Prevent Emphysema

There is no cure for emphysema. But quitting when you are young, before you have done years of damage to the delicate air sacs in your lungs, will help protect you from developing emphysema later.

Return of Cilia

Cilia (The fine hairlike projections from certain cells such as those in the respiratory tract that sweep in unison and help to sweep away fluids and particles) start to regrow and regain normal function very quickly after you quit smoking. They are one of the first things in your body to heal. People sometimes notice that they cough more than usual when they first quit smoking. This is a sign that the cilia are coming back to life. But you’re more likely to fight off colds and infections when you’re cilia are working properly.

DNA

Lower Cancer Risk

Quitting smoking will prevent new DNA damage from happening and can even help repair the damage that has already been done. Quitting smoking immediately is the best way to lower your risk of getting cancer.

Stomach and Hormones

Smaller Belly

Quitting smoking will reduce your belly fat and lower your risk of diabetes. If you already have diabetes, quitting can help you keep your blood sugar levels in check.

Normal Estrogen Levels

If you’re a woman, your estrogen levels will gradually return to normal after you quit smoking. And if you hope to have children someday, quitting smoking right now will increase your chances of a healthy pregnancy in the future.

Erectile Dysfunction

Sexual Healing

If you quit smoking now, you can lower your chances of erectile dysfunction and improve your chances of having a healthy sexual life.
"The nicotine was making me dead, inside and out. Now I feel free, vibrant, energetic, focused, and so alive!"
-Smokefree Arwen

Blood and the Immune System

Normal White Blood Cell Count

When you quit smoking, your body will begin to heal from the injuries that smoking caused. Eventually, your white blood cell counts will return to normal and will no longer be on the defensive.

Proper Healing

Quitting smoking will improve blood flow to wounds, allowing important nutrients, minerals, and oxygen to reach the wound and help it heal properly.

Stronger Immune System

When you quit smoking, your immune system is no longer exposed to tar and nicotine. It will become stronger, and you will be less likely to get sick.

Muscles and Bones

Strong Muscles

Quitting smoking will help increase the availability of oxygen in your blood, and your muscles will become stronger and healthier.

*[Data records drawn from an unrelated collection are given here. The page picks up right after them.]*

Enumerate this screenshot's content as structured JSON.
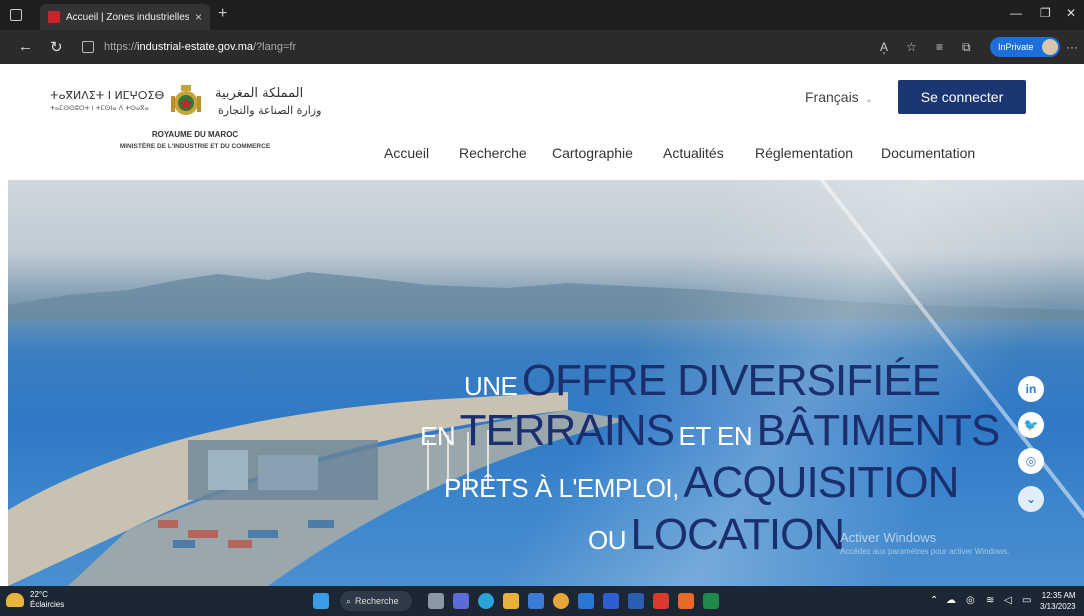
{
  "browser": {
    "tab_title": "Accueil | Zones industrielles Mar",
    "tab_close": "×",
    "new_tab": "+",
    "url_prefix": "https://",
    "url_host": "industrial-estate.gov.ma",
    "url_path": "/?lang=fr",
    "inprivate_label": "InPrivate",
    "read_aloud": "A͔",
    "minimize": "—",
    "restore": "❐",
    "close": "✕",
    "more": "···"
  },
  "header": {
    "tifinagh_1": "ⵜⴰⴳⵍⴷⵉⵜ ⵏ ⵍⵎⵖⵔⵉⴱ",
    "tifinagh_2": "ⵜⴰⵎⵙⵙⵓⵔⵜ ⵏ ⵜⵎⵙⵏⴰ ⴷ ⵜⵙⴰⴳⴰ",
    "arabic_1": "المملكة المغربية",
    "arabic_2": "وزارة الصناعة والتجارة",
    "royaume": "ROYAUME DU MAROC",
    "ministere": "MINISTÈRE DE L'INDUSTRIE ET DU COMMERCE",
    "language": "Français",
    "login_label": "Se connecter",
    "nav": [
      {
        "label": "Accueil"
      },
      {
        "label": "Recherche"
      },
      {
        "label": "Cartographie"
      },
      {
        "label": "Actualités"
      },
      {
        "label": "Réglementation"
      },
      {
        "label": "Documentation"
      }
    ]
  },
  "hero": {
    "line1_small": "UNE",
    "line1_big": "OFFRE DIVERSIFIÉE",
    "line2_small1": "EN",
    "line2_big1": "TERRAINS",
    "line2_small2": "ET EN",
    "line2_big2": "BÂTIMENTS",
    "line3_small": "PRÊTS À L'EMPLOI,",
    "line3_big": "ACQUISITION",
    "line4_small": "OU",
    "line4_big": "LOCATION",
    "social": {
      "linkedin": "in",
      "twitter": "🐦",
      "instagram": "◎",
      "scroll": "⌄"
    }
  },
  "watermark": {
    "line1": "Activer Windows",
    "line2": "Accédez aux paramètres pour activer Windows."
  },
  "taskbar": {
    "temperature": "22°C",
    "weather": "Éclaircies",
    "search_label": "Recherche",
    "time": "12:35 AM",
    "date": "3/13/2023"
  },
  "colors": {
    "navy": "#1a3773",
    "hero_blue": "#2f79c6",
    "chrome_dark": "#1f1f1f"
  }
}
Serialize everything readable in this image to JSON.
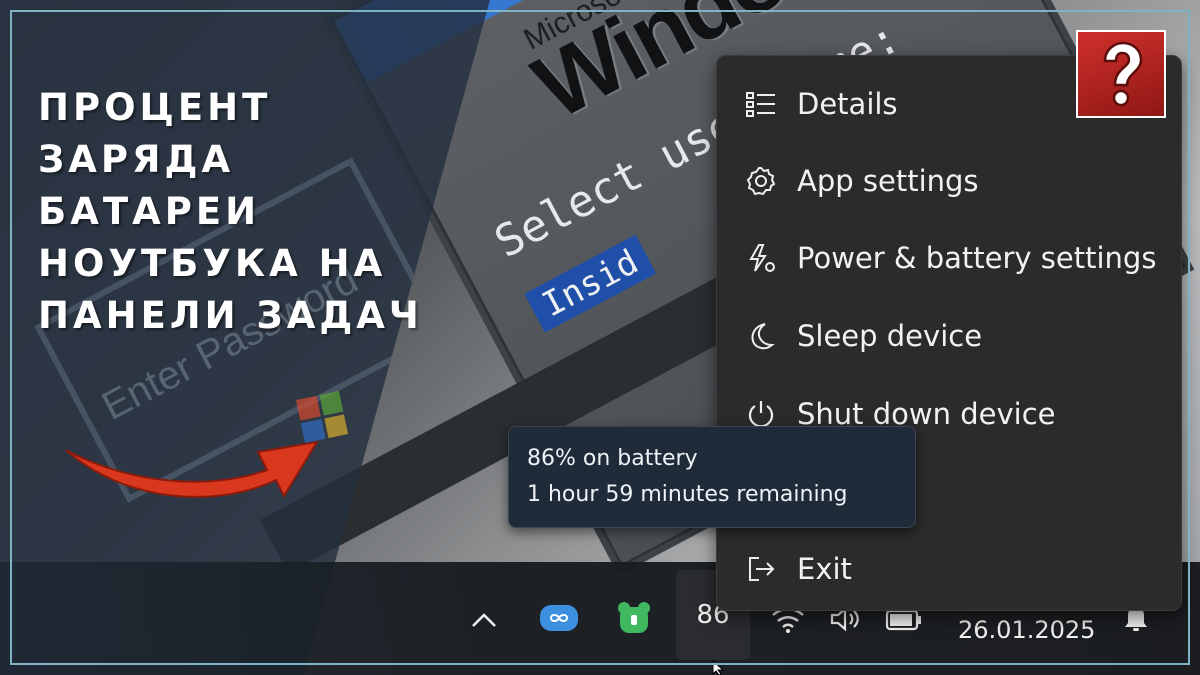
{
  "title": {
    "lines": [
      "ПРОЦЕНТ",
      "ЗАРЯДА",
      "БАТАРЕИ",
      "НОУТБУКА НА",
      "ПАНЕЛИ ЗАДАЧ"
    ]
  },
  "background": {
    "microsoft_text": "Microsoft",
    "windows_text": "Windows",
    "select_user_text": "Select user name:",
    "insider_text": "Insid",
    "ghost_text": "Enter Password"
  },
  "help_badge": {
    "icon": "question-mark-icon"
  },
  "context_menu": {
    "items": [
      {
        "label": "Details",
        "icon": "details-list-icon"
      },
      {
        "label": "App settings",
        "icon": "gear-icon"
      },
      {
        "label": "Power & battery settings",
        "icon": "battery-settings-icon"
      },
      {
        "label": "Sleep device",
        "icon": "moon-icon"
      },
      {
        "label": "Shut down device",
        "icon": "power-icon"
      },
      {
        "label": "Exit",
        "icon": "exit-icon"
      }
    ]
  },
  "tooltip": {
    "line1": "86% on battery",
    "line2": "1 hour 59 minutes remaining"
  },
  "taskbar": {
    "battery_percent": "86",
    "date": "26.01.2025",
    "icons": [
      "chevron-up-icon",
      "infinity-app-icon",
      "green-bear-app-icon",
      "wifi-icon",
      "volume-icon",
      "battery-icon",
      "notification-bell-icon"
    ]
  },
  "colors": {
    "menu_bg": "#2b2b2b",
    "tooltip_bg": "#1f2b38",
    "frame": "#7fb3c4",
    "badge": "#c62a27",
    "arrow": "#d9381e"
  }
}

Stronger Bones

Quitting smoking can reduce your risk of fractures, both now and later in life. Keep your bones strong and healthy by quitting now.

SmokeFree.gov